What's the difference between PathIsSystemFolder and Protected Operating System Files?

Raymond Chen

The way to detect weird directories that should be excluded from the user interface is to check for the FILE_ATTRIBUTE_HIDDEN and FILE_ATTRIBUTE_SYSTEM attributes being set simultaneously. This is the mechanism used when you uncheck Hide protected operating system files in the Folder Options dialog. (Programmatically, you detect whether the user wants to see protected operating system files by checking the fShow­Super­Hidden member of the SHELL­STATE structure.) Michael Dunn suggested using Path­Is­System­Folder to detect these special directories, but that is not quite right. Path­Is­System­Folder is for marking a directory as “This directory has a nondefault UI behavior attached to it. Please consult the desktop.ini file for more information.” You do this when your directory is, say, the root of a namespace extension, or it has been subjected to folder customization. Windows uses it to indicate that the directory has a localized name, as well as other funky internal state. There are two ways to mark a folder as having nondefault UI. One is to set the FILE_ATTRIBUTE_READ­ONLY attribute, and the other is to set the FILE_ATTRIBUTE_SYSTEM attribute. Either one works, and Path­Is­System­Folder checks for both, returning a nonzero value if either attribute is set. In its default configuration, Windows uses the read-only flag to mark folders with nondefault UI. However, some applications mistakenly believe that if a directory is marked read-only, then files within the directory cannot be modified. As a result, these applications refuse to let you save your documents onto the desktop, for example. To work around this, you can use the Use­System­For­System­Folders to tell Windows to use the FILE_ATTRIBUTE_SYSTEM attribute instead. Of course, if you do that, you will run into problems with applications which mistakenly believe that if a directory is marked system, then the directory is inaccessible. So you get to pick your poison. Programmers who wish to mark a folder as having nondefault UI should use the Path­Make­System­Folder function to set the appropriate attribute.
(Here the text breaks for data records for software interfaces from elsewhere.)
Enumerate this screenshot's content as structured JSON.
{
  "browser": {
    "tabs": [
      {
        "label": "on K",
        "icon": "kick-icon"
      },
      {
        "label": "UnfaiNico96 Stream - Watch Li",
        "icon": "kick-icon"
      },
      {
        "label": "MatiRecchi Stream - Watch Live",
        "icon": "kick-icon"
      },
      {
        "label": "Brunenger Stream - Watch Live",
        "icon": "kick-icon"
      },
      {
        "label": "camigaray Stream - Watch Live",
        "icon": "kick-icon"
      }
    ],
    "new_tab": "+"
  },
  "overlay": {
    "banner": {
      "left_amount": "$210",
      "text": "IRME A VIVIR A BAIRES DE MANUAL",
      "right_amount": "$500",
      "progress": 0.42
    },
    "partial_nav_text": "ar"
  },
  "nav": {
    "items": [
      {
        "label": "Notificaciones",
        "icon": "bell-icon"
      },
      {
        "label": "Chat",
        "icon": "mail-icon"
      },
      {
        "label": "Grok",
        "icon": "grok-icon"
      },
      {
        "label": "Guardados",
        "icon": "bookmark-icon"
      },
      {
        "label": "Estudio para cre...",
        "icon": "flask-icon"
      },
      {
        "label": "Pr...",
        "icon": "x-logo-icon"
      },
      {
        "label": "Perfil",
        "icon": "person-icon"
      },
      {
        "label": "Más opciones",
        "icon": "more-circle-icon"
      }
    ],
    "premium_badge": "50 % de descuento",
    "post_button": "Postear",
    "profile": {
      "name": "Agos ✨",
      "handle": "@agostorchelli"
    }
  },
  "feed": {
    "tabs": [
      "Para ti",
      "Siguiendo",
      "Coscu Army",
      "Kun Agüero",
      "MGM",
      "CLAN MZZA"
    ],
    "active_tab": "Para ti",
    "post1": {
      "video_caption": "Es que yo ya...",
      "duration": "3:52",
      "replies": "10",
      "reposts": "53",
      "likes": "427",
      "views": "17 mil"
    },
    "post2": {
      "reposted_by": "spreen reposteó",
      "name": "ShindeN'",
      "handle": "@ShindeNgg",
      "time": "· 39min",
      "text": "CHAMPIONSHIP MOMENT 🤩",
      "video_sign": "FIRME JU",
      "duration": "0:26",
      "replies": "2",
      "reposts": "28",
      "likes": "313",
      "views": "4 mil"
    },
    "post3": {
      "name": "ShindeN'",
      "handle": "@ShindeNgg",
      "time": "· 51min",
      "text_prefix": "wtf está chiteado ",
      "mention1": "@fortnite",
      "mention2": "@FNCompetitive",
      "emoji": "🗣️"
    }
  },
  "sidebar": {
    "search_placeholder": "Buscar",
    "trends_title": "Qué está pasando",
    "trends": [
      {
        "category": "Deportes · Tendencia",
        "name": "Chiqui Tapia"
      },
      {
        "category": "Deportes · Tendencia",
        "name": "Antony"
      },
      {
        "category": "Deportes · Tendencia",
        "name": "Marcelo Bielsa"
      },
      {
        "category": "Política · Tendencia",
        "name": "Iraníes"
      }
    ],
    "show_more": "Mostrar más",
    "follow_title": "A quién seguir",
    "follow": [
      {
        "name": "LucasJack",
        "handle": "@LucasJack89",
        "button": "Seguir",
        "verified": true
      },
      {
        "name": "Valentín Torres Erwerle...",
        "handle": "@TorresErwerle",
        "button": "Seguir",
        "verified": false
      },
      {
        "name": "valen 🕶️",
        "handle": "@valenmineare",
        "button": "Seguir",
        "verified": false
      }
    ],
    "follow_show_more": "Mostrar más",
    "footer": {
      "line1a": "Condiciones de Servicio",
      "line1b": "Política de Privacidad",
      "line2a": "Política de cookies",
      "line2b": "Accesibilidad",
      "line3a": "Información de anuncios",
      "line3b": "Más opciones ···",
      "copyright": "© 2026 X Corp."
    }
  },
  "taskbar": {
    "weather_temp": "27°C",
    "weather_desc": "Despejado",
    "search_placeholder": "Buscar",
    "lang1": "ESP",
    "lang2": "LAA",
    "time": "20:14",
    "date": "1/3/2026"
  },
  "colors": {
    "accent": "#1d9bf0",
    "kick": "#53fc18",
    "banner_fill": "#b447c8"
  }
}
That function consults the system policy and sets the attribute that the policy indicates should be used to mark folders with nondefault UI.

Going back to the original question, then: The difference between Path­Is­System­Folder and checking for folders that are marked hidden+system is that they check different things and have different purposes.

Function Test
Path­Is­System­Folder ReadOnly or System
path is protected operating system folder Hidden and System